    • “You don’t know what’s wrong with you”: An exploration of cancer-related experiences in people with an intellectual disability

      Flynn, Samantha; Hulbert-Williams, Nicholas J.; Hulbert-Williams, Lee; Bramwell, Ros; University of Chester (Wiley, 2016-08-02)

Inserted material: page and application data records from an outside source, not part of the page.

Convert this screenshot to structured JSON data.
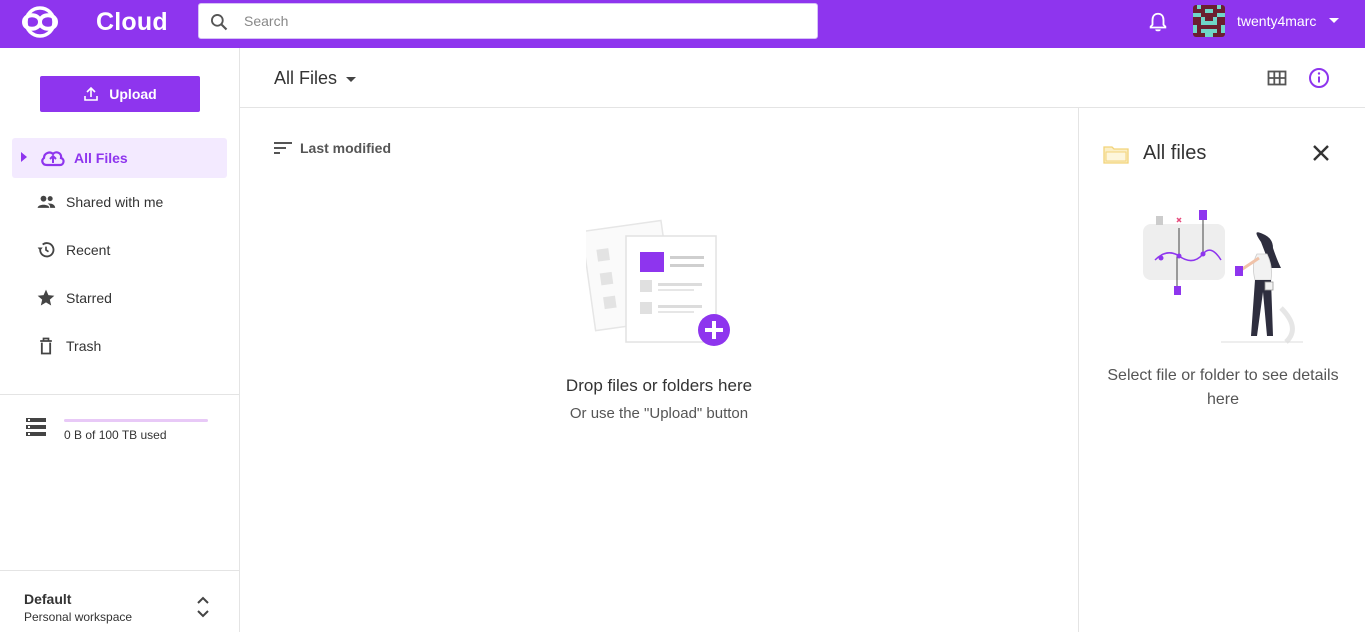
{
  "app": {
    "name": "Cloud"
  },
  "search": {
    "placeholder": "Search"
  },
  "user": {
    "name": "twenty4marc"
  },
  "sidebar": {
    "upload_label": "Upload",
    "items": [
      {
        "label": "All Files",
        "icon": "cloud-upload-icon",
        "active": true
      },
      {
        "label": "Shared with me",
        "icon": "people-icon"
      },
      {
        "label": "Recent",
        "icon": "history-icon"
      },
      {
        "label": "Starred",
        "icon": "star-icon"
      },
      {
        "label": "Trash",
        "icon": "trash-icon"
      }
    ],
    "storage": {
      "text": "0 B of 100 TB used",
      "used_fraction": 0
    },
    "workspace": {
      "name": "Default",
      "type": "Personal workspace"
    }
  },
  "main": {
    "breadcrumb": "All Files",
    "sort_label": "Last modified",
    "empty_title": "Drop files or folders here",
    "empty_subtitle": "Or use the \"Upload\" button"
  },
  "details": {
    "title": "All files",
    "message": "Select file or folder to see details here"
  },
  "colors": {
    "accent": "#8e35ee",
    "active_bg": "#f3eaff"
  }
}
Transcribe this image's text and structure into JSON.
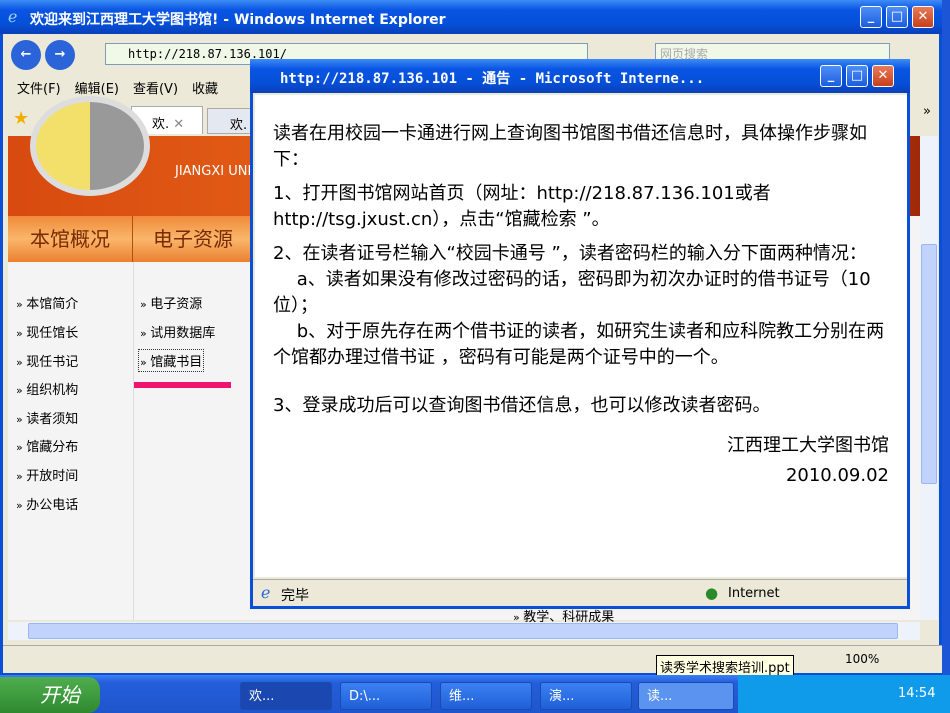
{
  "browser": {
    "title": "欢迎来到江西理工大学图书馆! - Windows Internet Explorer",
    "address": "http://218.87.136.101/",
    "search_placeholder": "网页搜索",
    "menu": [
      "文件(F)",
      "编辑(E)",
      "查看(V)",
      "收藏"
    ],
    "tabs": [
      "欢.",
      "欢."
    ],
    "banner_text": "JIANGXI UNI",
    "nav_tabs": [
      "本馆概况",
      "电子资源"
    ],
    "left_links": [
      "本馆简介",
      "现任馆长",
      "现任书记",
      "组织机构",
      "读者须知",
      "馆藏分布",
      "开放时间",
      "办公电话"
    ],
    "mid_links": [
      "电子资源",
      "试用数据库",
      "馆藏书目"
    ],
    "bottom_link": "教学、科研成果",
    "zoom": "100%",
    "chevron": "»"
  },
  "popup": {
    "title": "http://218.87.136.101 - 通告 - Microsoft Interne...",
    "paragraphs": [
      "读者在用校园一卡通进行网上查询图书馆图书借还信息时，具体操作步骤如下：",
      "1、打开图书馆网站首页（网址：http://218.87.136.101或者http://tsg.jxust.cn），点击“馆藏检索 ”。",
      "2、在读者证号栏输入“校园卡通号 ”，读者密码栏的输入分下面两种情况：",
      "　 a、读者如果没有修改过密码的话，密码即为初次办证时的借书证号（10位）；",
      "　 b、对于原先存在两个借书证的读者，如研究生读者和应科院教工分别在两个馆都办理过借书证 ，密码有可能是两个证号中的一个。",
      "3、登录成功后可以查询图书借还信息，也可以修改读者密码。"
    ],
    "signature": "江西理工大学图书馆",
    "date": "2010.09.02",
    "status": "完毕",
    "zone": "Internet"
  },
  "tooltip": "读秀学术搜索培训.ppt",
  "taskbar": {
    "start": "开始",
    "items": [
      "欢...",
      "D:\\...",
      "维...",
      "演...",
      "读..."
    ],
    "clock": "14:54"
  },
  "colors": {
    "xp_blue": "#0a54e3",
    "orange": "#e0661a",
    "highlight": "#f0146e"
  }
}
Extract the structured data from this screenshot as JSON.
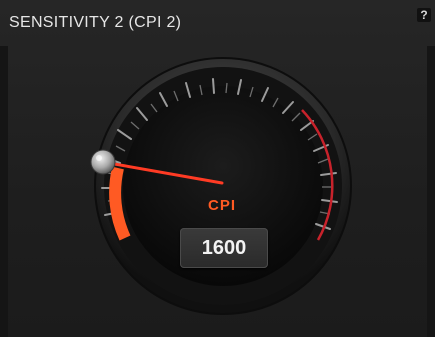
{
  "window": {
    "title": "SENSITIVITY 2 (CPI 2)",
    "help_label": "?"
  },
  "gauge": {
    "unit_label": "CPI",
    "value": "1600",
    "accent_color": "#ff5a23",
    "needle_color": "#ff3b24",
    "icon": "slider-knob"
  }
}
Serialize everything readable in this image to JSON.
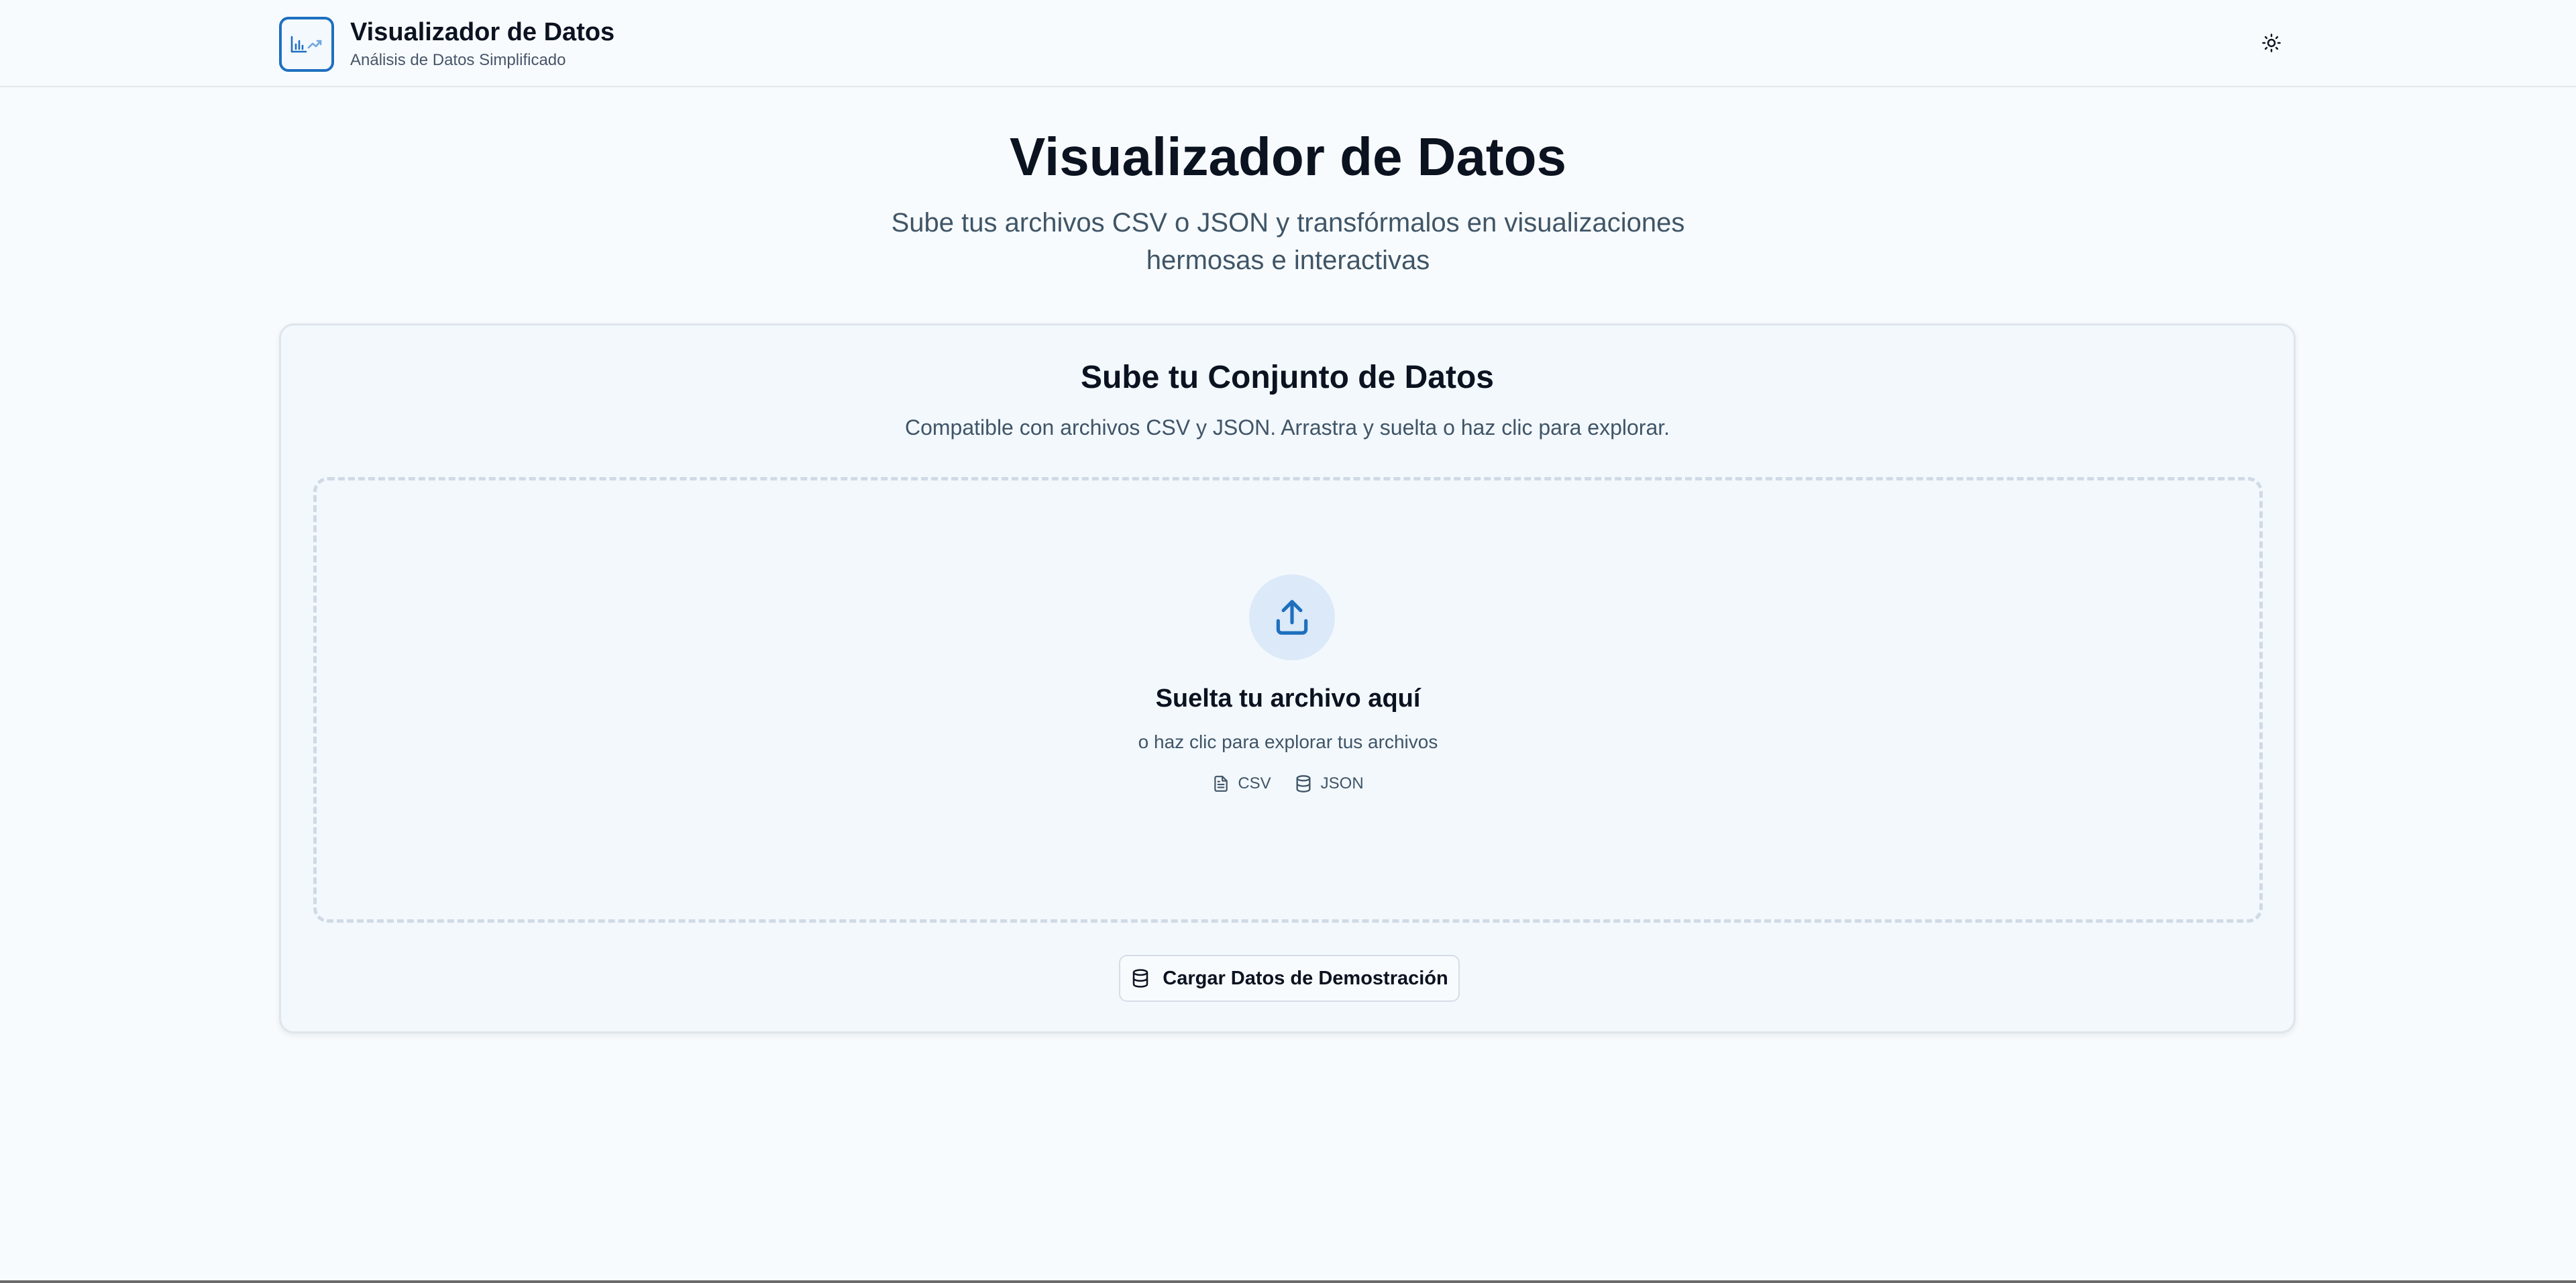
{
  "header": {
    "title": "Visualizador de Datos",
    "subtitle": "Análisis de Datos Simplificado",
    "logo_icon": "chart-logo-icon",
    "theme_toggle_icon": "sun-icon"
  },
  "hero": {
    "title": "Visualizador de Datos",
    "subtitle": "Sube tus archivos CSV o JSON y transfórmalos en visualizaciones hermosas e interactivas"
  },
  "upload_card": {
    "title": "Sube tu Conjunto de Datos",
    "description": "Compatible con archivos CSV y JSON. Arrastra y suelta o haz clic para explorar.",
    "dropzone": {
      "icon": "upload-icon",
      "title": "Suelta tu archivo aquí",
      "subtitle": "o haz clic para explorar tus archivos",
      "formats": [
        {
          "label": "CSV",
          "icon": "file-text-icon"
        },
        {
          "label": "JSON",
          "icon": "database-icon"
        }
      ]
    },
    "demo_button": {
      "label": "Cargar Datos de Demostración",
      "icon": "database-icon"
    }
  },
  "colors": {
    "accent": "#1f6fbf",
    "background": "#f8fbfd",
    "card_background": "#f3f8fd",
    "upload_circle": "#dbe9f8"
  }
}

      Objective: Few empirical studies have explored cancer-related experiences of people with an intellectual disability (ID), despite rising cancer incidence in this population. The present research aims to better understand the experiences of this population from multiple perspectives, generating theory and further research questions. Methods: Six people with ID and cancer, alongside twelve participants from their supportive network (including: family, social and healthcare professionals), were interviewed; transcripts were analysed using grounded theory. Results: People with ID were often overlooked within cancer consultations, excluded from conversations about their care and treatment-related decisions. Caregivers (family and paid) were relied upon to facilitate communication, understanding and supplement healthcare professional knowledge. Caregivers’ attempts to protect the patient from distress harmed communication further; our interviewees suggest that increased involvement and empowerment mediated cancer-related distress. Where healthcare professionals possessed good patient-centred skills, and additional support was offered, people with ID were more likely to engage meaningfully in their cancer-related experience. Conclusions: Interestingly, emergent concepts were consistent with general psycho-oncology literature, however incidence and severity of difficulty was substantially greater in this sample. This disparity warrants further exploration, with a need for intervention research to develop effective ways of supporting healthcare professionals in enhancing patient-centred skills with this population. In the clinical setting, patient involvement in healthcare decisions (despite problems associated with co-morbidity) is imperative to optimise engagement.